Every time an adverse event occurs, it has the potential to leave a significant and lasting impact. No one expects themselves, or their loved one, to be placed at the risk of harm while in a healthcare setting and healthcare professionals work tirelessly to provide high standards of care for their patients, yet sadly adverse events can happen from time to time. Adverse events can happen for a variety of reasons, such as environmental or human factors, like understaffing or sheer exhaustion experienced by staff. And while these events can’t be eradicated entirely, what we can and must do is learn from each incident through a constructive review process. To do this, we are working with NHS boards and healthcare professionals across Scotland to standardise our approach to adverse events by revising the existing framework and ensuring that those involved in a review are treated with care and empathy, and, above all, that actions are put in place to reduce the risk of the incident reoccurring.
The main issue currently facing NHS boards when it comes to adverse event reviews is a lack of standardised approach based on best practice. As we work with healthcare practitioners to establish what this should look like, we keep seeing two key themes – that listening to patients and their families is essential if we want to understand what went wrong, and that clear, empathetic communication is fundamental if we want to provide them with the support they need as they move through what is unquestionably, an incredibly challenging time.
Understanding what patients, families and carers need
As a review takes place following an adverse event, the feedback from the majority of those involved is that they do not want to use the review to apportion blame. What they want is to receive an apology, understand what happened and get reassurance that it should not happen again. To do this, we must ensure that people are at the heart of each review, engaging with them from the outset. It is only by working with and listening to patients, families and carers that we can glean invaluable information that can inform the actions we put in place to prevent adverse events from reoccurring.
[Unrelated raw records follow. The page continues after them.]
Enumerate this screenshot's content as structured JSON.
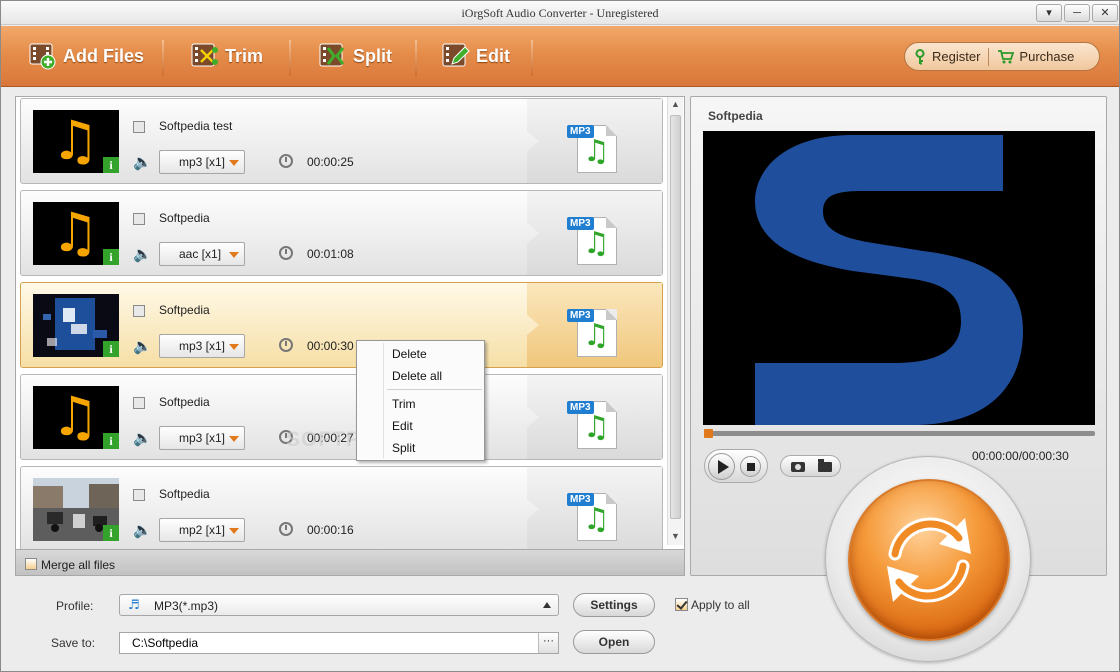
{
  "window": {
    "title": "iOrgSoft Audio Converter - Unregistered",
    "controls": [
      "▾",
      "─",
      "✕"
    ]
  },
  "toolbar": {
    "add_files": "Add Files",
    "trim": "Trim",
    "split": "Split",
    "edit": "Edit",
    "register": "Register",
    "purchase": "Purchase"
  },
  "files": [
    {
      "name": "Softpedia test",
      "format": "mp3 [x1]",
      "duration": "00:00:25",
      "output_tag": "MP3",
      "selected": false
    },
    {
      "name": "Softpedia",
      "format": "aac [x1]",
      "duration": "00:01:08",
      "output_tag": "MP3",
      "selected": false
    },
    {
      "name": "Softpedia",
      "format": "mp3 [x1]",
      "duration": "00:00:30",
      "output_tag": "MP3",
      "selected": true
    },
    {
      "name": "Softpedia",
      "format": "mp3 [x1]",
      "duration": "00:00:27",
      "output_tag": "MP3",
      "selected": false
    },
    {
      "name": "Softpedia",
      "format": "mp2 [x1]",
      "duration": "00:00:16",
      "output_tag": "MP3",
      "selected": false
    }
  ],
  "merge": {
    "label": "Merge all files",
    "checked": false
  },
  "context_menu": {
    "items": [
      "Delete",
      "Delete all",
      "Trim",
      "Edit",
      "Split"
    ]
  },
  "watermark": "SOFTPEDIA",
  "preview": {
    "title": "Softpedia",
    "timecode": "00:00:00/00:00:30",
    "progress": 0
  },
  "form": {
    "profile_label": "Profile:",
    "profile_value": "MP3(*.mp3)",
    "settings": "Settings",
    "apply_to_all": "Apply to all",
    "apply_checked": true,
    "save_label": "Save to:",
    "save_path": "C:\\Softpedia",
    "browse": "···",
    "open": "Open"
  },
  "colors": {
    "accent": "#e07a1c",
    "toolbar": "#e58d4a",
    "selected_row": "#f6dfa6",
    "output_note": "#2fa62a",
    "preview_logo": "#1f4f9c"
  }
}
As part of our work with medical professionals across Scotland, we are also learning that families and carers want greater clarity. Many feedback that the reports they receive upon the completion of a review is very clinical, full of medical jargon that can be difficult to understand. It can be easy for medical professionals to hone in on the technicalities and the science involved, forgetting that families of those involved are looking for compassion and a clear, straightforward explanation that will help them understand what happened and support them in coming to terms with it.
So, what can we do going forward? We must listen to our patients, their families and carers – that much is clear. We already know that NHS boards across Scotland are paying attention – an unprecedented number of healthcare professionals has expressed interest in receiving compassionate communications training, while examples of outstanding care are reported by patients across the board. It is also paramount that we never forget that people are at the heart of everything we do and that their needs should be placed at the centre of how we shape and improve our health services.
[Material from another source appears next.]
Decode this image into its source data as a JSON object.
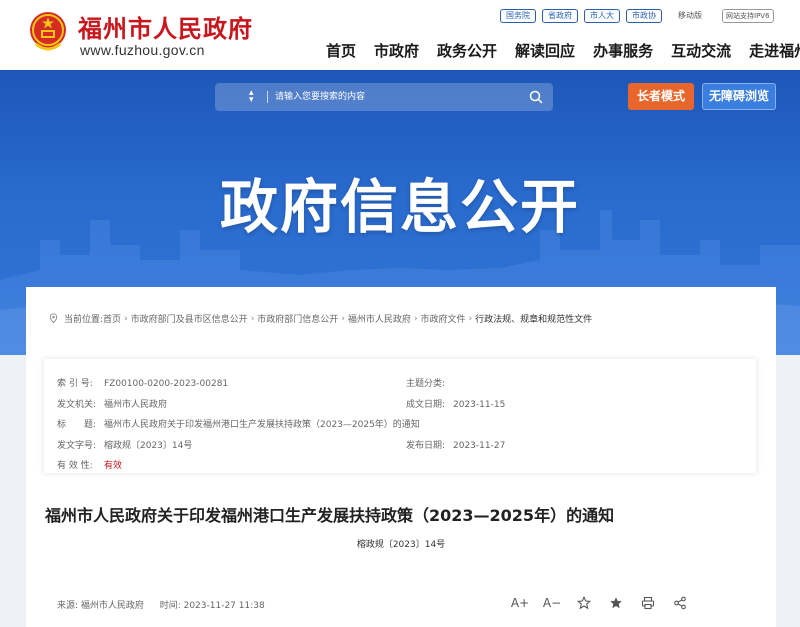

Community engagement is a core part of what we do at Healthcare Improvement Scotland, working with the NHS, our partners and patients to make sure that real human experiences and opinions shape national policy.
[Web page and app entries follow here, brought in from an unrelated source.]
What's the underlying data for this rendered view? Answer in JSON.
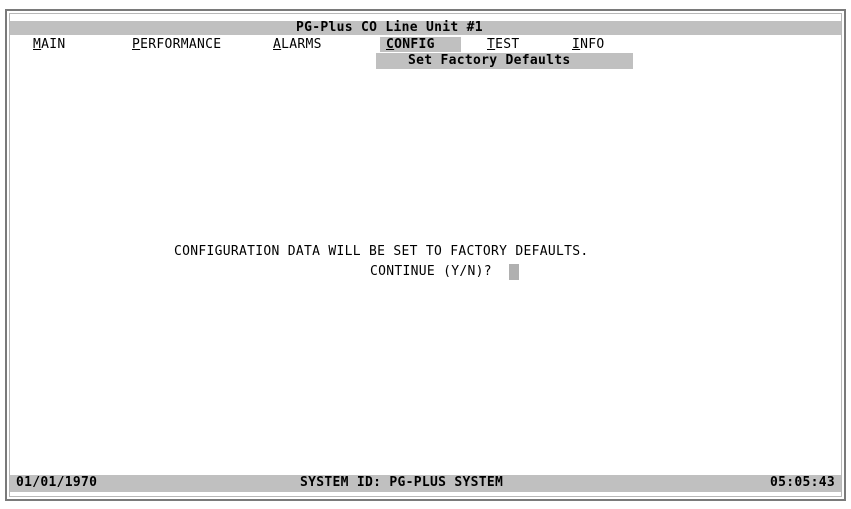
{
  "title": "PG-Plus CO Line Unit #1",
  "menu": {
    "main": {
      "hotkey": "M",
      "rest": "AIN"
    },
    "performance": {
      "hotkey": "P",
      "rest": "ERFORMANCE"
    },
    "alarms": {
      "hotkey": "A",
      "rest": "LARMS"
    },
    "config": {
      "hotkey": "C",
      "rest": "ONFIG"
    },
    "test": {
      "hotkey": "T",
      "rest": "EST"
    },
    "info": {
      "hotkey": "I",
      "rest": "NFO"
    }
  },
  "submenu": {
    "label": "Set Factory Defaults"
  },
  "message": {
    "line1": "CONFIGURATION DATA WILL BE SET TO FACTORY DEFAULTS.",
    "line2": "CONTINUE (Y/N)?"
  },
  "status": {
    "date": "01/01/1970",
    "system_id": "SYSTEM ID: PG-PLUS SYSTEM",
    "time": "05:05:43"
  },
  "colors": {
    "bar": "#c0c0c0",
    "frame": "#7a7a7a",
    "cursor": "#b0b0b0"
  }
}
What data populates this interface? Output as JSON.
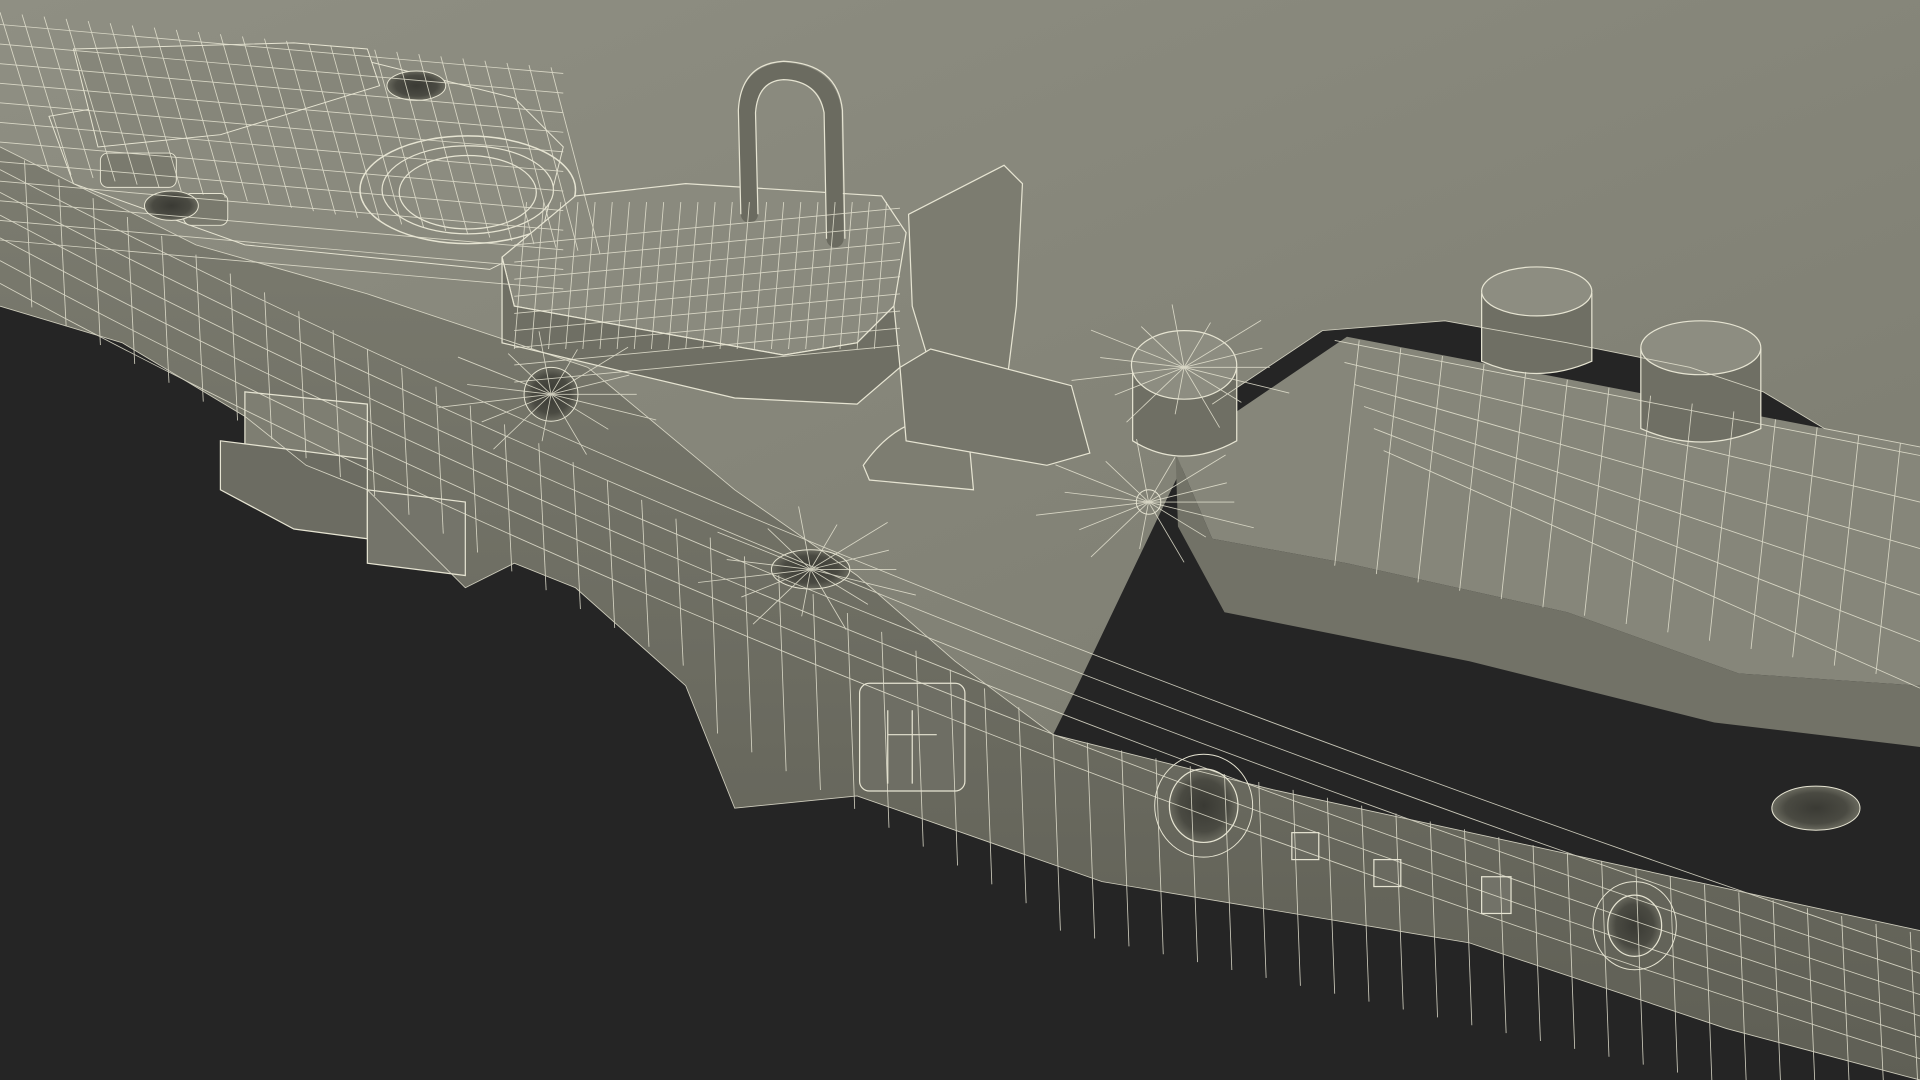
{
  "scene": {
    "subject": "",
    "colors": {
      "background": "#252525",
      "body_base": "#7c7c70",
      "body_light": "#8f8f83",
      "body_top": "#878779",
      "body_dark": "#5f5f55",
      "shadow": "#4a4a42",
      "wire": "#e6e4d2"
    }
  }
}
It is clear that this collaboration is now more vital than ever and that we focus our efforts on three key elements – listening, learning and improving. We will continue to play a key role in ensuring this happens, through producing national information for families, as well as promoting a single point of contact for families to keep them engaged in review process.
Moira Manson is a Senior Reviewer at Healthcare Improvement Scotland.